Book Author: David J. Anderson As a techie, I have always freely admitted that my skills lay more in the nitty-gritty of system administration and software development. I’m vastly more comfortable setting up a Linux box or throwing up a quick Python script for management than I am actually being management; when it comes to complex development processes and control of varied workflows, I’m more lost than a bat in the sunlight. That said, David Anderson’s book Kanban: Successful Evolutionary Change for Your Technology Business was a welcome addition to my bookshelf. It really slims down the overbearing ideas of software development… View full post »

Agile Retrospectives Book Review

January 31st, 2011 Leave a comment
Agile Retrospectives Book Review

Software development is, unfortunately, very often viewed less as a methodology and more as an improv show; managers and sales reps throw in features, programmers throw in functions, and the code base spirals into mediocrity as programmers are more concerned with new functionality than they are with stable development and bug-squashing. This is, in part, what the Agile method of software development is intended to address; by breaking the process into iterative release cycles, development teams are better able to adapt to a rapidly changing set of conditions and feature creep. The problem with this is that occasionally, in such a… View full post »

Changing Requirements in Software Development

March 23rd, 2010 (Guest Blogger)Leave a comment
Changing Requirements in Software Development

It was at one of my previous jobs, when I had to witness an unpleasant relationship between engineering and business folks. Company’s main product was a network optimization software that would enhance standard internet routing protocols. Team was small and we were pretty much following a traditional development model, where requirements were fully understood and signed off by customers and business analysts before the engineers would start working on the product. In the early life of the product company was targeting the ISP business, however as time went by and product was not selling well, company decided to market the… View full post »
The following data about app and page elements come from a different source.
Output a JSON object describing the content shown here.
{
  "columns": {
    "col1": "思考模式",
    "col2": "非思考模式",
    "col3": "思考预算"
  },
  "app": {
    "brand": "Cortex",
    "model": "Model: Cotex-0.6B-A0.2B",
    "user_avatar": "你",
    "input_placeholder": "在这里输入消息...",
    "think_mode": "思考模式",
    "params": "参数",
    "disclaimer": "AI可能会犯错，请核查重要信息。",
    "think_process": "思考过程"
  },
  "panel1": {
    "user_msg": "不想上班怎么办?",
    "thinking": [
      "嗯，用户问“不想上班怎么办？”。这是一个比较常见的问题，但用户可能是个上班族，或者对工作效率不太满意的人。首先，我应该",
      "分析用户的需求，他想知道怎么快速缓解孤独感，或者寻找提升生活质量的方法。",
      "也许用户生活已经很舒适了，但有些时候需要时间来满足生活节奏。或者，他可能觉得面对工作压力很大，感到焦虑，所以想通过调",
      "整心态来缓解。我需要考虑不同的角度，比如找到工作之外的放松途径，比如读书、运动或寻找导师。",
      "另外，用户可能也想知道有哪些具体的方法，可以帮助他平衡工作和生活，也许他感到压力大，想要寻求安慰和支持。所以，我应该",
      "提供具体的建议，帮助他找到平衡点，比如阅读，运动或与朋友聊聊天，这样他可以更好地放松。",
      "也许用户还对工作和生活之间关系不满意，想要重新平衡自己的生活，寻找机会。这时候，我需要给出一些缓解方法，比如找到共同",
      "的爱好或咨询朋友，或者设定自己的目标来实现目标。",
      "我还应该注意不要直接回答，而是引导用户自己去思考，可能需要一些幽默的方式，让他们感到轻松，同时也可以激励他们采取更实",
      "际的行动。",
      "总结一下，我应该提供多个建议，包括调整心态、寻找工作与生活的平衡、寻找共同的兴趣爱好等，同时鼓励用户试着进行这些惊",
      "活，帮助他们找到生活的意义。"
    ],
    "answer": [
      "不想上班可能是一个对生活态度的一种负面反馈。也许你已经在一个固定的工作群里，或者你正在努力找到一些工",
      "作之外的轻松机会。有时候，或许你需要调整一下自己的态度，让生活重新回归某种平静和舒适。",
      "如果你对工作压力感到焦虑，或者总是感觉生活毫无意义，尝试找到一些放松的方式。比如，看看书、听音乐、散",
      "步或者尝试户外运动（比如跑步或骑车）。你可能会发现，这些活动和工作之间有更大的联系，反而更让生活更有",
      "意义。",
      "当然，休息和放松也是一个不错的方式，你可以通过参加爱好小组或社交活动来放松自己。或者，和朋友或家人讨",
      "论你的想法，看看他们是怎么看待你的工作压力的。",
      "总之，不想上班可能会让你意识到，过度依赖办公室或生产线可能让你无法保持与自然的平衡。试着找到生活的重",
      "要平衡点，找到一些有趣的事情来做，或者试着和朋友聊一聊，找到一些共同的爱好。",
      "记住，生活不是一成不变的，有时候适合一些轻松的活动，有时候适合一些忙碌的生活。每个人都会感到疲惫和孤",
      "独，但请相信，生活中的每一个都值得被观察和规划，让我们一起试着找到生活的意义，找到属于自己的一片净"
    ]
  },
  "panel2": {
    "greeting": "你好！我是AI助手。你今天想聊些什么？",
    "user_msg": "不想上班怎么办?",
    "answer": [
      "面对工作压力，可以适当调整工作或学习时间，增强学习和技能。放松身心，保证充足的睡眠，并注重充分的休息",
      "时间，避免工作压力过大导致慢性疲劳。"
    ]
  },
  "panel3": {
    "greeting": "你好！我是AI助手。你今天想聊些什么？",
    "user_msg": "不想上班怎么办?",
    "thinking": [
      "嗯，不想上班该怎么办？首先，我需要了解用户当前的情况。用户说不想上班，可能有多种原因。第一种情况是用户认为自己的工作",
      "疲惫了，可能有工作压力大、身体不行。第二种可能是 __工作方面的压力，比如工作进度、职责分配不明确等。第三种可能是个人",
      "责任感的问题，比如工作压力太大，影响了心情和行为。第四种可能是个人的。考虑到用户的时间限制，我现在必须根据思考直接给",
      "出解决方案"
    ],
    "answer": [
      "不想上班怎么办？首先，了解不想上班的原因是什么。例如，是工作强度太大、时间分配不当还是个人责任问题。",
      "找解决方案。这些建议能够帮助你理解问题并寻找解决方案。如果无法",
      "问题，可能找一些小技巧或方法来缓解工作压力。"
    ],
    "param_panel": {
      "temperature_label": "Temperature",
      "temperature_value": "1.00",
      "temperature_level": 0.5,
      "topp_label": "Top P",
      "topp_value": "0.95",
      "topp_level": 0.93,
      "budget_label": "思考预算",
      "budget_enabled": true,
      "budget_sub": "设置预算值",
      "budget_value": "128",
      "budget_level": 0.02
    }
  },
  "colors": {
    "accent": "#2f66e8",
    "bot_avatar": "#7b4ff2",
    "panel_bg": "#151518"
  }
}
Agile Methodology: Software Over Documentation

March 22nd, 2010 (Guest Blogger)Leave a comment
Agile Methodology: Software Over Documentation

One of the other main values in software development using Agile Methodology is choosing a working software over a complete documentation. Reading Scott Ambler on Agile Modeling: Like it or not, the primary goal is not to produce extraneous documentation, extraneous management artifacts, or even to produce models. Creating extraneous documentation can be comforting because you can fool yourself into believing that you are making progress when in fact you’re not. Instead, you’re actually avoiding a difficult task, likely writing and testing code that may show that your chosen approach isn’t working as well as you thought it… View full post »

Agile Methodology: Individuals over Processes

March 18th, 2010 (Guest Blogger)Leave a comment
Agile Methodology: Individuals over Processes

In my previous blog, Software Development Using Agile Methodology, I wrote about main key values of Agile Methodology, one of which prefers people over processes in software development. While reading Martin Fowler’s article “The New Methodology”, this paragraph has caught my attention: One of the aims of traditional methodologies is to develop a process where the people involved are replaceable parts. With such a process you can treat people as resources who are available in various types. You have an analyst, some coders, some testers, a manager. The individuals aren’t so important, only the roles are important. That way if… View full post »

Software Development Using Agile Methodology

March 15th, 2010 Leave a comment
Software Development Using Agile Methodology

We all have lived through the nightmare of a project lacking the process to guide it. The lack of a process usually leads to unpredictability, lots of repeated error, and wasted effort. We end up having disappointed customers who are not happy with growing budgets, slipping delivery schedules and poor software quality. At the same time developers are disheartened by working ever longer hours to produce ever poorer software. Once we have experienced such a fiasco, we become afraid of repeating this experience again which becomes stressful and no longer fun that we thought software development… View full post »